using your ears. Flying blind will get you crap.
Shai

Lou Judson wrote:
> Here's a dos cetanvos response - I find SoundSoap can be destructive 
> if used in amounts that are effective - inother words, close to useless.
>
> I have Izotope RX and find it can be remarkably effective, but again 
> as with all noise redution, moderation is essential. You can reduce 
> noise only up to the point where it begins to detract from the desired 
> sounds. And often multiple gentle passes will be more effective than 
> one severe application. Almost always you want to back off from the 
> initial settings, in my experience.
>
> I just used RX on a beautiful live recording I did last week to remove 
> the sound of the hall's lights humming and the AC whooshing. It can be 
> stunningly effective - in moderation!
>
> Knowing where to stop is part of the art and the vital part of good 
> ears in the entire process. It's a bit like knowing when the playback 

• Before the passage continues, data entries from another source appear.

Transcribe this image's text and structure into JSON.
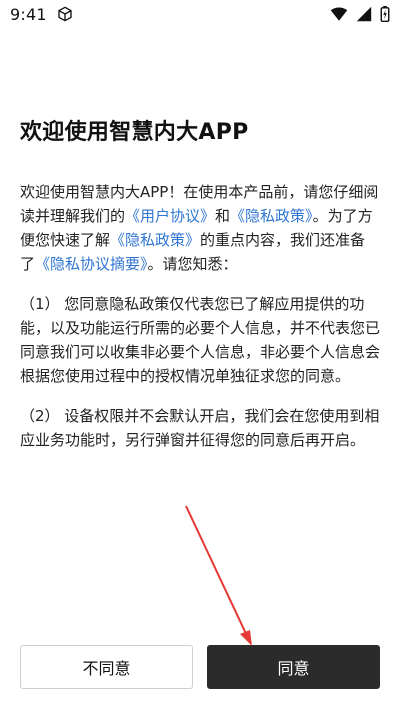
{
  "status_bar": {
    "time": "9:41",
    "left_icon": "cube-icon",
    "right_icons": [
      "wifi-icon",
      "signal-icon",
      "battery-icon"
    ]
  },
  "title": "欢迎使用智慧内大APP",
  "paragraphs": {
    "p1": {
      "part1": "欢迎使用智慧内大APP！在使用本产品前，请您仔细阅读并理解我们的",
      "link1": "《用户协议》",
      "and": "和",
      "link2": "《隐私政策》",
      "part2": "。为了方便您快速了解",
      "link3": "《隐私政策》",
      "part3": "的重点内容，我们还准备了",
      "link4": "《隐私协议摘要》",
      "part4": "。请您知悉："
    },
    "p2": "（1）  您同意隐私政策仅代表您已了解应用提供的功能，以及功能运行所需的必要个人信息，并不代表您已同意我们可以收集非必要个人信息，非必要个人信息会根据您使用过程中的授权情况单独征求您的同意。",
    "p3": "（2）  设备权限并不会默认开启，我们会在您使用到相应业务功能时，另行弹窗并征得您的同意后再开启。"
  },
  "buttons": {
    "disagree": "不同意",
    "agree": "同意"
  },
  "colors": {
    "link": "#2f76d2",
    "primary_button": "#2b2b2b",
    "annotation_arrow": "#e53935"
  }
}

> is "good enough" and when it is just showing the warts in the old 
> media...
>
> I'd rather hear some surfece noise than a dull overprocessed transfer!
>

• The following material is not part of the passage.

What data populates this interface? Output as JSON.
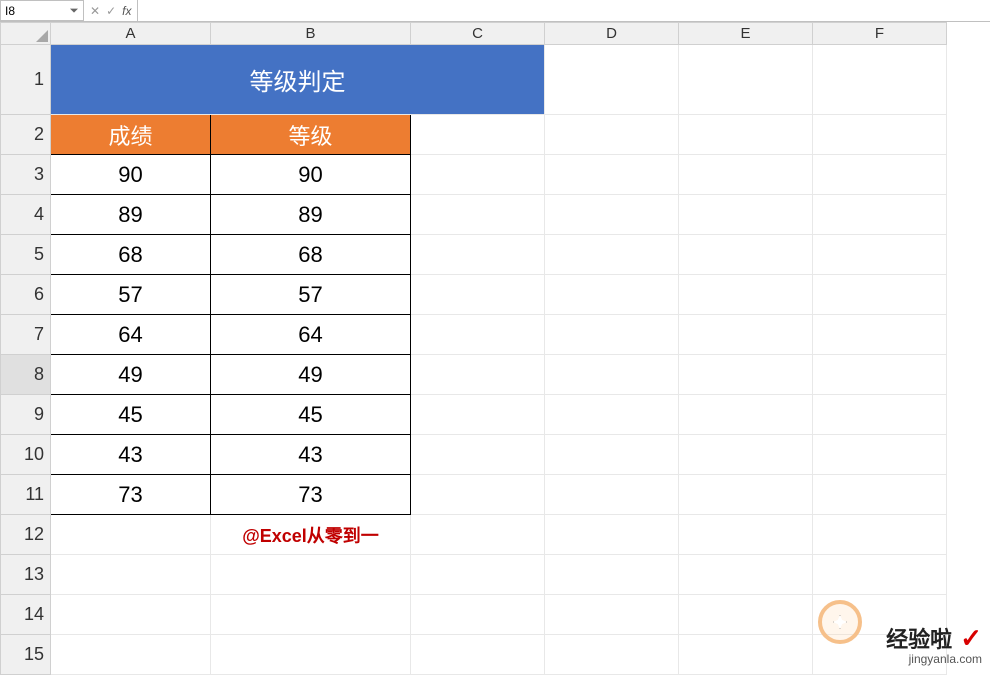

> <L>
>
> On Jan 17, 2010, at 2:21 PM, RaphaŽl Parejo-Coudert wrote:
>
>> I'm actually working on restoration of three old shellac records of
>> Navarra Jotas (the first recording of jotas) and I have a lot of
>> problems. A lot of the "noise" have the same frequences ranges that the
>> voices.
>>
>> I would very grateful to Harry explain us what "computer application
>> that can actually detect what is music and what is surface noise and
>> completely delete the latter without touching the former" ?
>>
>> I've tried with Bias SoundSoap Pro 2 denoiser, and also iZotope
>> restoration suite. And I have medium results.
>>
>> Thank you for your help and answers.
>